Me, the three-year-old, me, loved to walk the most, but my chubby legs would not always keep up with the want to finish. That was when Daddy’s arms helped out and shoulder high I would grab his ears to hold on and soak in the atmosphere. Shafts of light threw colours or that was what Dad said, I knew it was something special. My sisters four and six didn’t really want to walk but we all loved Daddy and his treats. The story goes that I had held daddy’s hand until we stopped to share a picnic; a bag of Smiths crisps with a twist of salt and a bottle of Orangina. Three straws he pulled from his handkerchief pocket we sat on Dads tweed Jacket three little bums; eyes as big as saucers. Once the feast was over we stood so he could shake his Jacket. Like a magician, he pulled a white paper bag stuffed with soft Pontefract cakes from his cap. I remember how we oohed and ahhed, how he did the Dad magic, producing a perfect round Pontefract coin from behind our ears.

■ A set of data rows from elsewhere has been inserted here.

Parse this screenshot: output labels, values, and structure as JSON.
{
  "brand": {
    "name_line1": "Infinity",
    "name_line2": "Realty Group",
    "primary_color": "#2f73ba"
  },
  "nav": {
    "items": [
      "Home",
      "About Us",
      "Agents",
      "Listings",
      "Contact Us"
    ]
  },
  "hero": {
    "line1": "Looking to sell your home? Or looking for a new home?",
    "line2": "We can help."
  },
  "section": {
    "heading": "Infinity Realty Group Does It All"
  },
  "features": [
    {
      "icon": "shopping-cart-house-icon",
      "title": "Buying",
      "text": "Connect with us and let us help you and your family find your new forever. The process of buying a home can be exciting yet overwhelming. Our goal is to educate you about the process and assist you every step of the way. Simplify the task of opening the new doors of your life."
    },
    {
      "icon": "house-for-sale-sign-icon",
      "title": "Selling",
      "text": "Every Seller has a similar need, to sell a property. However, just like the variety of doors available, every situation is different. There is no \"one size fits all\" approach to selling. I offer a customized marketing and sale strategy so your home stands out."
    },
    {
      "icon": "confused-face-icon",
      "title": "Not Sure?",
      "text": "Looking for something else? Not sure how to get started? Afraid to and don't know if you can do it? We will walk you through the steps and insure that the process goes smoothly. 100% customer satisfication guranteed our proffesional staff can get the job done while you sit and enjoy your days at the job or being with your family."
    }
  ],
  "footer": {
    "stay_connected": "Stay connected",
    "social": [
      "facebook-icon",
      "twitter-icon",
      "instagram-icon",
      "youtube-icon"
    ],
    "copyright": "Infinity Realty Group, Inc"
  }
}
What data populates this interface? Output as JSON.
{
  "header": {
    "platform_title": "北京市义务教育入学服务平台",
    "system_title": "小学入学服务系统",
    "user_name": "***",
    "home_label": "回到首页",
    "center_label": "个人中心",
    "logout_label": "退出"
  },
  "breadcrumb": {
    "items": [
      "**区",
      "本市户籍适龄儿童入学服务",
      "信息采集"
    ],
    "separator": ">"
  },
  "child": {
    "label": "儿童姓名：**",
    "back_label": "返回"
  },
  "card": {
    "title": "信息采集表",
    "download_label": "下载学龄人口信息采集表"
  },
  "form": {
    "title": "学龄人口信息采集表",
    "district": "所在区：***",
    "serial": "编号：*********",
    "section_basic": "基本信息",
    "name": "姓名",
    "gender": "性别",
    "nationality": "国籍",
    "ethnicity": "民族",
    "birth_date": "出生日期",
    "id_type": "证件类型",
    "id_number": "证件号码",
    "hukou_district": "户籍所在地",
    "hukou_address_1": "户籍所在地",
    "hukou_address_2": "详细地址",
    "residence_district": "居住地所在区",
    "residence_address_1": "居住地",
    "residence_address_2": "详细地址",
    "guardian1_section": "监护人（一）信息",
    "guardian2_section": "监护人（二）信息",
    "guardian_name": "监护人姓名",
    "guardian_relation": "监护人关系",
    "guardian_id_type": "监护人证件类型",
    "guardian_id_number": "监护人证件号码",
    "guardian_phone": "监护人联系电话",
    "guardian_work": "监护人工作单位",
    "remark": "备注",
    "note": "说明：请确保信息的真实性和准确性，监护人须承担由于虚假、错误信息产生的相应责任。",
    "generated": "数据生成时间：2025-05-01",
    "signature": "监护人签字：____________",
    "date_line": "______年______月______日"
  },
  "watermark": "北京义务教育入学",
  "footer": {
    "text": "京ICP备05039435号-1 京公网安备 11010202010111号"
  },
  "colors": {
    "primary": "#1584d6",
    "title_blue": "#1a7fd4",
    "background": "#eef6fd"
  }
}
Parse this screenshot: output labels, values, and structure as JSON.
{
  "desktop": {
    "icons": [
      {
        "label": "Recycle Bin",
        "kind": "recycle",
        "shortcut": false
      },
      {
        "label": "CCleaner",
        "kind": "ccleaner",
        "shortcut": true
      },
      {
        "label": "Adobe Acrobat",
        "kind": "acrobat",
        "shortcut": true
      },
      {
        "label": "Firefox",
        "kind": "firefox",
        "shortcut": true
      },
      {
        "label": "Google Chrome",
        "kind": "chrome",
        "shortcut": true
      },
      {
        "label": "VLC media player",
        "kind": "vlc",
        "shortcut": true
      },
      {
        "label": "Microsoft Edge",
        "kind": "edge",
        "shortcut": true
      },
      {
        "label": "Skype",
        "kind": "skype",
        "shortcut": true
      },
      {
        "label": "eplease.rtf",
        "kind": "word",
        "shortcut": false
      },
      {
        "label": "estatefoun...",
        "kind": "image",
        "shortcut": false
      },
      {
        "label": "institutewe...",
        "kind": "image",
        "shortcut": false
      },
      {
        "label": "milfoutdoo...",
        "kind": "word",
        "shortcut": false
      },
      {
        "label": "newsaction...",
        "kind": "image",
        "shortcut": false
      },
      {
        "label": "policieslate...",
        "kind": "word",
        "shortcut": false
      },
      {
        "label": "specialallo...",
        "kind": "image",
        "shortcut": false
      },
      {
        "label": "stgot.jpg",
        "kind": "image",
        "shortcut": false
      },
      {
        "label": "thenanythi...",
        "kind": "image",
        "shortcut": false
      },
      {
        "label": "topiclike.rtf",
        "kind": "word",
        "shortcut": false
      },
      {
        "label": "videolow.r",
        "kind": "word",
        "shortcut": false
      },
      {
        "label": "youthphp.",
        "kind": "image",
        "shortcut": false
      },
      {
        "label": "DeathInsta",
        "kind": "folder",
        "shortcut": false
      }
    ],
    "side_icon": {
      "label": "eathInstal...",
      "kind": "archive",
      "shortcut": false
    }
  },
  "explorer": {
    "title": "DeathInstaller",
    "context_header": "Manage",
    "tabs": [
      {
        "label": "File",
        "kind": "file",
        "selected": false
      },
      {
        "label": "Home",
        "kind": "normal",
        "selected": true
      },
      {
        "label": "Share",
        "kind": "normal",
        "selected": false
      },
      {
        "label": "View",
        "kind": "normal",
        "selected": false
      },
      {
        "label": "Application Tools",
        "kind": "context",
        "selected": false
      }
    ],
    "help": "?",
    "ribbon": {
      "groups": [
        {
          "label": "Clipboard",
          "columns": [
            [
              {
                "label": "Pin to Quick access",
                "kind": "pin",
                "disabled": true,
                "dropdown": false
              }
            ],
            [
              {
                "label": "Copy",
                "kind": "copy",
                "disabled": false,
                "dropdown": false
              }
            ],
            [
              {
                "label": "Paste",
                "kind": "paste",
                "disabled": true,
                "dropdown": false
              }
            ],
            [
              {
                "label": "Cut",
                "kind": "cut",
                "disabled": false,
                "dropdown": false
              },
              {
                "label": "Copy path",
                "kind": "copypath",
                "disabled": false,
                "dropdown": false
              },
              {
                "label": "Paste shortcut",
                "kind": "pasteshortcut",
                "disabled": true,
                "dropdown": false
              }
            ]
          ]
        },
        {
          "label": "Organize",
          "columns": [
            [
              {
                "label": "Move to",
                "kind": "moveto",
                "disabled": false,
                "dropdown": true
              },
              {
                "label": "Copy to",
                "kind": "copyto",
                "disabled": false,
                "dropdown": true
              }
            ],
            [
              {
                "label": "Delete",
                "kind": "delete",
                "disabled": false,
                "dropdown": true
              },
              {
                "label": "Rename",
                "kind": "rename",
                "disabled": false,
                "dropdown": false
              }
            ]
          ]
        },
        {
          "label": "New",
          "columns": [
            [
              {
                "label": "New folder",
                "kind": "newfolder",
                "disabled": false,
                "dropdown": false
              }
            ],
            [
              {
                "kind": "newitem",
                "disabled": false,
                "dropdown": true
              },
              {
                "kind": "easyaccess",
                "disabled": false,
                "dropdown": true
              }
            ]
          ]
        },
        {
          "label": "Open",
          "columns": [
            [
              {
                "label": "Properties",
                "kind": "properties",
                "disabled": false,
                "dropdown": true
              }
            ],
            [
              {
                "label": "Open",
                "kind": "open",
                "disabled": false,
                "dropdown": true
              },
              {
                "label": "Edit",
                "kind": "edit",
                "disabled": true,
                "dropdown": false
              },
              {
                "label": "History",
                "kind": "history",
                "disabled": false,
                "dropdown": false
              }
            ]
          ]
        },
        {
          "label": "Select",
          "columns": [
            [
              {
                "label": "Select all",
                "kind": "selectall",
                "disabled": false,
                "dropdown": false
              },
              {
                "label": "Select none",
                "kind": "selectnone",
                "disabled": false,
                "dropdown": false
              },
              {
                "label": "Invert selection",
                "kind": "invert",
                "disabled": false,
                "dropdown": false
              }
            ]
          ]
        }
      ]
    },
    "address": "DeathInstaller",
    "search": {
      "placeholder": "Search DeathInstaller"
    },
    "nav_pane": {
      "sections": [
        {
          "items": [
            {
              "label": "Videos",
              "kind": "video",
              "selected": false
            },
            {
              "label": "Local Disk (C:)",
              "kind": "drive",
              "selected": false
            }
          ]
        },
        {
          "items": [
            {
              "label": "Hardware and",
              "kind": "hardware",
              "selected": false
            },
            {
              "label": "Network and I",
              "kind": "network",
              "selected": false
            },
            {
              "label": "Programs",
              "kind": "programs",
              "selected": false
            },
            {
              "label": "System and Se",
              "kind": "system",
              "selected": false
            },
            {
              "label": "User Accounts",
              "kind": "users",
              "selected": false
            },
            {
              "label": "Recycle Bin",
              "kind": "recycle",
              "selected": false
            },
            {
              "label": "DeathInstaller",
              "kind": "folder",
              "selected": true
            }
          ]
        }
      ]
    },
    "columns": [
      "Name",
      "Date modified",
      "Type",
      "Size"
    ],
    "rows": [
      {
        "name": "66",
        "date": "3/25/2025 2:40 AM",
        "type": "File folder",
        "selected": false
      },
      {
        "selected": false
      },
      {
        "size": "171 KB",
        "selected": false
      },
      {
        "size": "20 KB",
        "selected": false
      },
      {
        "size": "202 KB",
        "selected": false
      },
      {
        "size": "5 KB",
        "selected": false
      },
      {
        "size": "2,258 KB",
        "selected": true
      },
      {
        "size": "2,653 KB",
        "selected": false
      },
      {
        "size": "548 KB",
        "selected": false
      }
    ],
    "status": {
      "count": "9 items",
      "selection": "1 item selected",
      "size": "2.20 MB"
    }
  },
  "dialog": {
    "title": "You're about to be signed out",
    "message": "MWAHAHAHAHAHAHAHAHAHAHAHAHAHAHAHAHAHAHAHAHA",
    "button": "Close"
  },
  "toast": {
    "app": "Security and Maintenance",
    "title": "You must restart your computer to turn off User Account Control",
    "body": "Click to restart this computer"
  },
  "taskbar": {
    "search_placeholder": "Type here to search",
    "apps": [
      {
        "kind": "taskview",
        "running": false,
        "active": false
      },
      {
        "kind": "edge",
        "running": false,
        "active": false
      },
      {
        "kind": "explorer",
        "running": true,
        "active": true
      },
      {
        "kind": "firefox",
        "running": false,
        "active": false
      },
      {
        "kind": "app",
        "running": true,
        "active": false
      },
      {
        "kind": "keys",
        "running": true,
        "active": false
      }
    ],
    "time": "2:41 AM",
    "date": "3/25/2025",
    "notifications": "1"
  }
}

This is where our stories differ, (Dad’s version) the sisters playing chase ran off the track, I couldn’t keep up my legs were far to short for his turn of foot. So he told me to wait and not move from the spot and he’d return as quickly as he could. (My recollection) My feet could not go fast enough as I was swept behind a frightened Dad through the forest, my hands wet from licking the liquorice from my fingers slipped free, and I fell with a bump. When I woke Dad was not there, I was laying on a bed of moss at the foot of the Giant oak. A voice whispered as I sat up; ‘do not be afraid child, we forest folk always look after our own.’ I looked around but could not see anything more than a wisp of colour flash by my head. Daddy, with one sister under each arm, was struggling to walk and calling my name. I told a very cross face that he wasn’t to worry his head, the forest folk took great care of me, when you were gone.

Our stories have like Chinese whispers altered with the years, but last week was the first time I returned to that spot. Now a road is next to the Old Big Bellied Oak, and the A346 south of Caudley trundles caravans and cars by oblivious to the magic.

Were you born somewhere magical? Or have you visited such a magical place? leave me a comment I love to converse.

Cheers.

Here Linda Hills stream of concious Saturday prompt. Press to join in or read

We heard the cheers through the trees,

The music carried on an evenings breeze.

Painted faces and flowered hair,

Dogs and children nap in wheeled chairs.

We raised our glasses nodded our heads.

Unspoken memories we shared in bed.

An earthy voice was the last we heard,

Interupted by the late night trill of a lowley bird.

A nightingale threw back its head

We listened lying in the motorhome bed.

The festival stopped with resounding cheers

But the nightingale stayed with us for many years.

Photograph taken by me at #RedRoosterFestival JUNE 2018 Held at Euston Hall Suffolk.

A VERY QUICK #SoCS

Have you been to a gig or festival recently? Do let me know in the comments😇